Task requirements: Lines below containing the word "date" should be copied out.

⟨

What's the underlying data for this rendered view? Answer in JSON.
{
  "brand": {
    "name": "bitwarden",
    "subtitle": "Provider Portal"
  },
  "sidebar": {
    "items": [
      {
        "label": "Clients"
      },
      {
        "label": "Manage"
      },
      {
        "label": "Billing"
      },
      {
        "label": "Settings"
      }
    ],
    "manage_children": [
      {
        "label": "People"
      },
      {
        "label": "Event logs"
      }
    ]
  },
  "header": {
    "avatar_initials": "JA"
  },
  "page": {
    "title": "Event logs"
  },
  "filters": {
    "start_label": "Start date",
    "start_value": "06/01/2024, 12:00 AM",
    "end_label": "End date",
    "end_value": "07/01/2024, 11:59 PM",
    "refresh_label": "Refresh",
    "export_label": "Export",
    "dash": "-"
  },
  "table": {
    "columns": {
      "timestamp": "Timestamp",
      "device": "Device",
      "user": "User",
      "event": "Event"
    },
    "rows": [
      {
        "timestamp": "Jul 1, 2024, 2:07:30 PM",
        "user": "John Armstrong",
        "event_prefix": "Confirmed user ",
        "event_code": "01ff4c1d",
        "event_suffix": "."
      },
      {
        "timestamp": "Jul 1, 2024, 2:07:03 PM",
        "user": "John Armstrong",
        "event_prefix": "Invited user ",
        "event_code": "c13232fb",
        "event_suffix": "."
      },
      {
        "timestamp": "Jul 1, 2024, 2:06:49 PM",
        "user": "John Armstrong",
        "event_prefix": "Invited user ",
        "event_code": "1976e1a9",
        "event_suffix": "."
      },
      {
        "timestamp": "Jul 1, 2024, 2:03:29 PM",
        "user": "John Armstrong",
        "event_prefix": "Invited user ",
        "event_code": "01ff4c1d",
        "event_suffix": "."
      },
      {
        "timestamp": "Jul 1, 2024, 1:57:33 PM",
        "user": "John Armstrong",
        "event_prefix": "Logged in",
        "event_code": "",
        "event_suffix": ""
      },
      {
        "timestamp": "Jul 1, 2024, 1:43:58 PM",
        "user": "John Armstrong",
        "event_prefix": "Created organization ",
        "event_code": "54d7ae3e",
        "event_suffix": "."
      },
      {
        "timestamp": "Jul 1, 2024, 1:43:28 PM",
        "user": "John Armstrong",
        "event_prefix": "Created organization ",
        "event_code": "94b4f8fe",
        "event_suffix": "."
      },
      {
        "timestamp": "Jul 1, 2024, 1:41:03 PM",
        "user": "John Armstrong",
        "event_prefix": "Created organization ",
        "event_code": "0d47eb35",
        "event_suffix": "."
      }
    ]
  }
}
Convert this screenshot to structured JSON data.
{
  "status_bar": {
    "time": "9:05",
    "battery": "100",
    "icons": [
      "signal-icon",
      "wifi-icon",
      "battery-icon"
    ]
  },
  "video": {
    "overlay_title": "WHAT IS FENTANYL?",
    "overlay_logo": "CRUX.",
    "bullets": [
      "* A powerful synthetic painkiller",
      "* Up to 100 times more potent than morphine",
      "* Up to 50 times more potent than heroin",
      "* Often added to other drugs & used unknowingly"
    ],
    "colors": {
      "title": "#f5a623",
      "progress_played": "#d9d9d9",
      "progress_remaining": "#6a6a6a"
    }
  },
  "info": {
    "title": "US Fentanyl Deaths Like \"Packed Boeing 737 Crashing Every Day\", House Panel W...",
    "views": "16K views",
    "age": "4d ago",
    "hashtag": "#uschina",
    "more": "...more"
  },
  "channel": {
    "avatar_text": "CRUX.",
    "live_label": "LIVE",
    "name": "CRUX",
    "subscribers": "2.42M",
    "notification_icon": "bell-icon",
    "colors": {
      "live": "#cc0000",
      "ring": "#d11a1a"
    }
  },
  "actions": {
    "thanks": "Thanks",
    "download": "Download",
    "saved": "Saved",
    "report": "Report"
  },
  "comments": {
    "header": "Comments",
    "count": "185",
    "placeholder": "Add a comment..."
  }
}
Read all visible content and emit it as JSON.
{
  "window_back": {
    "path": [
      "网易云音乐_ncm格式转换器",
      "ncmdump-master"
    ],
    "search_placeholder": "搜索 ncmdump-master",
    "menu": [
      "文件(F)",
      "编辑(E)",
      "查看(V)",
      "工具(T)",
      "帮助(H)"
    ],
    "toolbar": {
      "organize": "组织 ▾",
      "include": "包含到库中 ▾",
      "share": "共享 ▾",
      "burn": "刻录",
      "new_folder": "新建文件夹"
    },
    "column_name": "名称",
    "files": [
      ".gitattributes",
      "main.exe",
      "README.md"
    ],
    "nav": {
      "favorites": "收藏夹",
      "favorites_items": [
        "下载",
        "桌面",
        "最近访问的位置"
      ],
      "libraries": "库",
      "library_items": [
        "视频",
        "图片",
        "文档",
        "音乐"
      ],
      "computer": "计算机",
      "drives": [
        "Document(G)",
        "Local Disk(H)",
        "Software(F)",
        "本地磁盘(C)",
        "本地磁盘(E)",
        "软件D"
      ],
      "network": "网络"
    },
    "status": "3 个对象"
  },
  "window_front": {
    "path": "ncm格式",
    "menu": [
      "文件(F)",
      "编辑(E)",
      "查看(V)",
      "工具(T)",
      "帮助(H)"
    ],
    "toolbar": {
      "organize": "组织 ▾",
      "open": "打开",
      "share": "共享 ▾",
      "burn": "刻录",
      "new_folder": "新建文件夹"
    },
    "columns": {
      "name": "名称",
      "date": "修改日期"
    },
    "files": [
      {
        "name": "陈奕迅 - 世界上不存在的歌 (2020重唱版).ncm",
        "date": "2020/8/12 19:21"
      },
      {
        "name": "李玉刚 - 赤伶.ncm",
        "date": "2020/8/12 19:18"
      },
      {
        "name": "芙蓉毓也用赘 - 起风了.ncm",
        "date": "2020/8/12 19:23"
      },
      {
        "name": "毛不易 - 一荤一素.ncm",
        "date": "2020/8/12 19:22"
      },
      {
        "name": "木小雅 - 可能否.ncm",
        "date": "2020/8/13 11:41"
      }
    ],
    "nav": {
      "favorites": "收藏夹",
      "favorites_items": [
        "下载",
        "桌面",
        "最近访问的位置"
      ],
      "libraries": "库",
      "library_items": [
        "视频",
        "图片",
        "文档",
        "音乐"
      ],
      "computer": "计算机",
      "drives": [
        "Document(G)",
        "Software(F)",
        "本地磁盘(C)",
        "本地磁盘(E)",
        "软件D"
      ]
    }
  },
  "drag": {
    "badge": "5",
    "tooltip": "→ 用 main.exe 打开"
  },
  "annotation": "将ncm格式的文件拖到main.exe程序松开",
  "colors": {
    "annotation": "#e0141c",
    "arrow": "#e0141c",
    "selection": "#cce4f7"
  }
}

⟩

Output below:
    "start_label": "Start date",
    "end_label": "End date",
      "date": "修改日期"
        "date": "2020/8/12 19:21"
        "date": "2020/8/12 19:18"
        "date": "2020/8/12 19:23"
        "date": "2020/8/12 19:22"
        "date": "2020/8/13 11:41"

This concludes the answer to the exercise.